I am writing today to outline the Ontario Human Rights Commission’s concerns regarding the University of Toronto’s proposed University-Mandated Leave of Absence Policy which is being considered by the University Affairs Board tomorrow (January 30, 2018). The OHRC is concerned that the treatment of students contemplated in the Policy may result in discrimination on the basis of mental health disability contrary to the Human Rights Code.
The Code protects people from discrimination and harassment because of past, present and perceived disabilities. “Disability” covers a broad range and degree of conditions, some visible and some not visible. A disability may have been present from birth, caused by an accident, or developed over time.
There are physical, mental and learning disabilities, mental disorders, hearing or vision disabilities, epilepsy, mental health disabilities and addictions, environmental sensitivities, and other conditions.
- Policy on accessible education for students with disabilities (2018)
- Policy on drug and alcohol testing (2016)
- Policy on ableism and discrimination based on disability (2016)
- Policy on preventing discrimination based on mental health disabilities and addictions (2014)
- Policy on environmental sensitivities (Canadian Human Rights Commission, 2014)
In 2016, the Ontario Human Rights Commission (OHRC) wrote to public colleges and universities in Ontario asking them to implement six specific measures to reduce systemic barriers to post-secondary education for students with mental health disabilities.

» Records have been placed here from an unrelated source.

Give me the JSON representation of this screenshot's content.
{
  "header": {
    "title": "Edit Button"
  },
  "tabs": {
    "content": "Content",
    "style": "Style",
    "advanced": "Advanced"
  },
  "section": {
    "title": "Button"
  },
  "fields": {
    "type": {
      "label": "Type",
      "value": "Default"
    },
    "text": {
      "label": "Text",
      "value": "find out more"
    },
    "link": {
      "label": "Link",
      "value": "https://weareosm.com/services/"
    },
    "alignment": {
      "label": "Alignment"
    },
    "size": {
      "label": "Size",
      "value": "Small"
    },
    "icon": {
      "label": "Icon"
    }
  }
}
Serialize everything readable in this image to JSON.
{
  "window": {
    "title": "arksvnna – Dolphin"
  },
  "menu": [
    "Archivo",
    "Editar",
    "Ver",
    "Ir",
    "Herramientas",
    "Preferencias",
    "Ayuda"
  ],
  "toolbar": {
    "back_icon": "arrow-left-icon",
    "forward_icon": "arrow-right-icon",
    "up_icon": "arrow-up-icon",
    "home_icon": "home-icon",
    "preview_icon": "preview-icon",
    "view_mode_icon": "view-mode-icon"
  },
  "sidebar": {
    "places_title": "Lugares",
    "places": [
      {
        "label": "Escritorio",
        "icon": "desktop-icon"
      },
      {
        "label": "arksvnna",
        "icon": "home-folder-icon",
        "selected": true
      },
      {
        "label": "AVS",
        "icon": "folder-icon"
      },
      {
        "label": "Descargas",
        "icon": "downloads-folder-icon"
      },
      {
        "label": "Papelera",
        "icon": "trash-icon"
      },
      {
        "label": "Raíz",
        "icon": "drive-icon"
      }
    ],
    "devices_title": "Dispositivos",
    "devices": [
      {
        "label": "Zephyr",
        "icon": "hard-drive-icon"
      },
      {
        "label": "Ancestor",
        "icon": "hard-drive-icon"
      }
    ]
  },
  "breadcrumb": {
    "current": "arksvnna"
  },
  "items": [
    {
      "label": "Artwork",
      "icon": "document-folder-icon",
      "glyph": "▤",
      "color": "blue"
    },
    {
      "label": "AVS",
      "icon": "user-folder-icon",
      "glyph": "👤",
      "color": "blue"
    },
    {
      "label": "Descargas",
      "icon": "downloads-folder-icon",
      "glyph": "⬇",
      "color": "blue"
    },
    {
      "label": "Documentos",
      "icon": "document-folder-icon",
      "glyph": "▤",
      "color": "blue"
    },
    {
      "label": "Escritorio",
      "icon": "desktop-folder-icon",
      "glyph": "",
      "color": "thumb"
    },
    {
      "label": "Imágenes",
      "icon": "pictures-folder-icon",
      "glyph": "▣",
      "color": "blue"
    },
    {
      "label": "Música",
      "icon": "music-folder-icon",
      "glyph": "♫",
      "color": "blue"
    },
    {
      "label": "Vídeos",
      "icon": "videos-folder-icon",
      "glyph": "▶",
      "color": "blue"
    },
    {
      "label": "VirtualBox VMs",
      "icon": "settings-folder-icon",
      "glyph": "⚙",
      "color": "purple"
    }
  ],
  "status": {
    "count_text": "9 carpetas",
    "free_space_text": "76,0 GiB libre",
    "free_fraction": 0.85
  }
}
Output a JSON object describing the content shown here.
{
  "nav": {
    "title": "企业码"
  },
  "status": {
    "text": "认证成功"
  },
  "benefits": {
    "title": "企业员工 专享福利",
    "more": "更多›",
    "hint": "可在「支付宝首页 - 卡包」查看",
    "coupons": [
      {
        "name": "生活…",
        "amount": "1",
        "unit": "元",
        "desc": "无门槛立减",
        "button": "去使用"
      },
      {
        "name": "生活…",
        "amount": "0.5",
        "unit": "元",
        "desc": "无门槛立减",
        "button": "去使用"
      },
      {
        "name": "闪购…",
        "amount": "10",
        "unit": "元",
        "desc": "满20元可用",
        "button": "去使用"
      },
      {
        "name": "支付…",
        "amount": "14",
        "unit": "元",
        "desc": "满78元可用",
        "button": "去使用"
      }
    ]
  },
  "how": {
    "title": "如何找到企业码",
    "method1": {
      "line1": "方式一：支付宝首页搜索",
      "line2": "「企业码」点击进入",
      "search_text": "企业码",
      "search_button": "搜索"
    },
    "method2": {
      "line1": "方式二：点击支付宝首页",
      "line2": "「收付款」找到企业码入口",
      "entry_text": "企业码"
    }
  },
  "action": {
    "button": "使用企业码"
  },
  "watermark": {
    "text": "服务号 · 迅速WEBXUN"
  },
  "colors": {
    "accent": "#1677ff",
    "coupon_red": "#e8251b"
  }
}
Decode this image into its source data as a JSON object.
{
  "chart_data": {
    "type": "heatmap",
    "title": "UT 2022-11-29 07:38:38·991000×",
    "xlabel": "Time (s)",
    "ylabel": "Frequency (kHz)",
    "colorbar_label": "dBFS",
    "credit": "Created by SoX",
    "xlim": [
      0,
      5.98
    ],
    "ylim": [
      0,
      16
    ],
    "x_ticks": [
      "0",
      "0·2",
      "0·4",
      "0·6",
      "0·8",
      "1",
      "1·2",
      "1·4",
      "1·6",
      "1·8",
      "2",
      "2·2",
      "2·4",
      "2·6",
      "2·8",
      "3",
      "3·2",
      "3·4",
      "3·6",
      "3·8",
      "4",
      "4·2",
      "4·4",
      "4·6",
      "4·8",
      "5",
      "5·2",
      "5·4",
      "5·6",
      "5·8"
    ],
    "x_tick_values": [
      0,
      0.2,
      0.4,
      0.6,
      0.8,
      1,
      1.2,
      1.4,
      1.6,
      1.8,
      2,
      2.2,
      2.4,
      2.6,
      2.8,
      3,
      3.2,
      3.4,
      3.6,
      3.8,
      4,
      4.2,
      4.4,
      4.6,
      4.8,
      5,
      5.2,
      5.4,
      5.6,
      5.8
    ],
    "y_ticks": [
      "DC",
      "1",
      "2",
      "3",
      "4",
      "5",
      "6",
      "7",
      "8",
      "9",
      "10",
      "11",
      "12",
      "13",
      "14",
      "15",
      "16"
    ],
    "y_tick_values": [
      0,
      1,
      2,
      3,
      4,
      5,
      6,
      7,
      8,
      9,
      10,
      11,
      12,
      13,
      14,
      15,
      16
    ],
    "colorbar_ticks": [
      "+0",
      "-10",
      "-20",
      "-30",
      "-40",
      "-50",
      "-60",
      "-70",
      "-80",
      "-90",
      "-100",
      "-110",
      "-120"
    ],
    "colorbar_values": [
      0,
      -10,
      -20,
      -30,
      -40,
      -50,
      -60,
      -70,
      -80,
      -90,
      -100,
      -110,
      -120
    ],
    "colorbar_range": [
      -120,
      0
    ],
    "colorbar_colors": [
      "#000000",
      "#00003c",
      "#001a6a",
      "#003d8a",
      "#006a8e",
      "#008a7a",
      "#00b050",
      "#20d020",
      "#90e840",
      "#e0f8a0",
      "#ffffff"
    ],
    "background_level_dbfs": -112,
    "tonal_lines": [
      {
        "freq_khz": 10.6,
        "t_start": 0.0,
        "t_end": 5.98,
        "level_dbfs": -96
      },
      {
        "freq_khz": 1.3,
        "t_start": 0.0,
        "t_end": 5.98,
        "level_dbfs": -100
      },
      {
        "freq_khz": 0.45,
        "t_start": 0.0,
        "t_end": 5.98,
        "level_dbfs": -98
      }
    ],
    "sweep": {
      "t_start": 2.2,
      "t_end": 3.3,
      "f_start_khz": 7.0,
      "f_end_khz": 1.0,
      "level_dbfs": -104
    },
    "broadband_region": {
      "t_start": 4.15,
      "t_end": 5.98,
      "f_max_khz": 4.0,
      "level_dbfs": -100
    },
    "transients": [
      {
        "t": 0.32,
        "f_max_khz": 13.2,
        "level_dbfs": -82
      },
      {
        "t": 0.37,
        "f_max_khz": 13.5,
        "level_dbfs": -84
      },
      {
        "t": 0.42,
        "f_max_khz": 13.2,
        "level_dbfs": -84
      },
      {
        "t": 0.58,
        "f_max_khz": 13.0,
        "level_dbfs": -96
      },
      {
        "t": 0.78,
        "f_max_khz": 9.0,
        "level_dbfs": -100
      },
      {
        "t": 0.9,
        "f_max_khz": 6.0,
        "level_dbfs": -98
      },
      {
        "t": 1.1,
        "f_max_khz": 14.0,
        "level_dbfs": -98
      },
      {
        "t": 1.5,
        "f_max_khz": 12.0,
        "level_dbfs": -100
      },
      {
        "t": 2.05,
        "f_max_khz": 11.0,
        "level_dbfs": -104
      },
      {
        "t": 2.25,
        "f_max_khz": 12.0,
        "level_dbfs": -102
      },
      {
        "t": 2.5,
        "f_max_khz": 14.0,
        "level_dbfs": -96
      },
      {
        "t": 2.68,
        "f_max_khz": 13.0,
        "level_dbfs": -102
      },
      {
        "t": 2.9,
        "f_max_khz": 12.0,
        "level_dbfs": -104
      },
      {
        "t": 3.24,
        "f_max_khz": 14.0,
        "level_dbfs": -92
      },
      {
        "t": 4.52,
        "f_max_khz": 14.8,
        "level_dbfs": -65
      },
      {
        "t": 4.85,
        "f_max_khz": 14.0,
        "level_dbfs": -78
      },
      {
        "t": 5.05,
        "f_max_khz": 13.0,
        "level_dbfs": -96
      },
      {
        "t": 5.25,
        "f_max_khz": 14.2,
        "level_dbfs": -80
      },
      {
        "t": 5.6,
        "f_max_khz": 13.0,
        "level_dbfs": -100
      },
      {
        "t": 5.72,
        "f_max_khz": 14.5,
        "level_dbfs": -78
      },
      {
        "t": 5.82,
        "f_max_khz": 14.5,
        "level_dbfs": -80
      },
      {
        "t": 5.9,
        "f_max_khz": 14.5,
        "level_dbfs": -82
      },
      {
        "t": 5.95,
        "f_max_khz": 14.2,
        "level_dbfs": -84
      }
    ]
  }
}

This report describes the systemic barriers identified by the OHRC, the modifications to post-secondary institutions’ policies and procedures requested by the OHRC, and the institutions’ self-reported progress in implementing the requested changes.
August 21, 2018 - I am writing today to provide you with an advance copy of the Ontario Human Rights Commission’s (OHRC) Policy on accessible education for students with disabilities. The new policy reflects case law developments, international human rights standards and evolving social science research, and also includes recommendations to key actors in the sector.
September 2018 - Cannabis or “marijuana” laws are changing in Canada. It will now be legal for people age 19 or older in Ontario to buy, possess, use and grow recreational cannabis. Provincial laws generally permit cannabis use wherever laws permit tobacco use. Cannabis use for a medical purpose (medical cannabis) continues to be legal.
Employers and employees, housing providers and residents, and other organizations and individuals are asking about the implications under Ontario’s Human Rights Code.
January 7, 2019 - As part of the OHRC monitoring of the settlement in the Jahn matter, we visited the Vanier Centre for Women (“Vanier”) in Milton, Ontario. I am writing today to provide you with a summary of what we learned on our December 4, 2018 visit.
October 1999 - The objective of the Paper is twofold: to promote dialogue on protecting human rights in the insurance industry and to examine alternatives to current practices by obtaining input from experts, regulators and consumers. Access to insurance in our society raises significant issues about distributive justice and fairness in the public sphere, issues that have received scant attention in Canada and in Ontario where rate setting has traditionally been viewed as a private matter.
2001 - This paper is one of several initiatives by the Ontario Human Rights Commission to explore ways in which human rights commissions can become more involved in protecting and promoting economic and social rights and in implementing international treaties to which Canada is a party. The challenge for human rights commissions is to find ways to maximize the potential of their mandates to promote international standards, including those contained in the International Covenant on Economic, Social and Cultural Rights.
March 2002 - This Report is based on the many and varying viewpoints presented to the OHRC in the course of its public consultation on accessible public transportation in Ontario. Conventional and paratransit systems are examined in depth, in terms of the human rights principles that apply, the issues raised, and the impact on older persons, persons with disabilities, and families with young children. Three key issues raised throughout the consultation were funding, standards, and roles and responsibilities. These issues are examined in depth.
2003 - The Report provides an in-depth picture of human rights issues relating to disability and education in the province of Ontario. It outlines “Actions Required” of key players in the education system to address the practices and attitudes that limit the ability of students with disabilities to access education equally. It also includes specific Commission commitments which are steps that the Commission will take to help combat discrimination against students with disabilities. The Commission’s analysis and recommendations are informed by the comprehensive input received from stakeholders throughout the course of the consultation.
July 2003 - The main purpose of this report is to examine whether the Ontario Safe Schools Act and Regulations and the school board policies on discipline, known by some as “zero tolerance” policies, are having a disproportionate impact on racial minority students and students with disabilities. Advocates of zero tolerance argue that the policies are colour blind and fair because all the students who commit the same offence will be treated the same. Opponents point to other jurisdictions where there is data showing that suspensions and expulsions have a disproportionate impact on Black and other racial minority students and students with disabilities.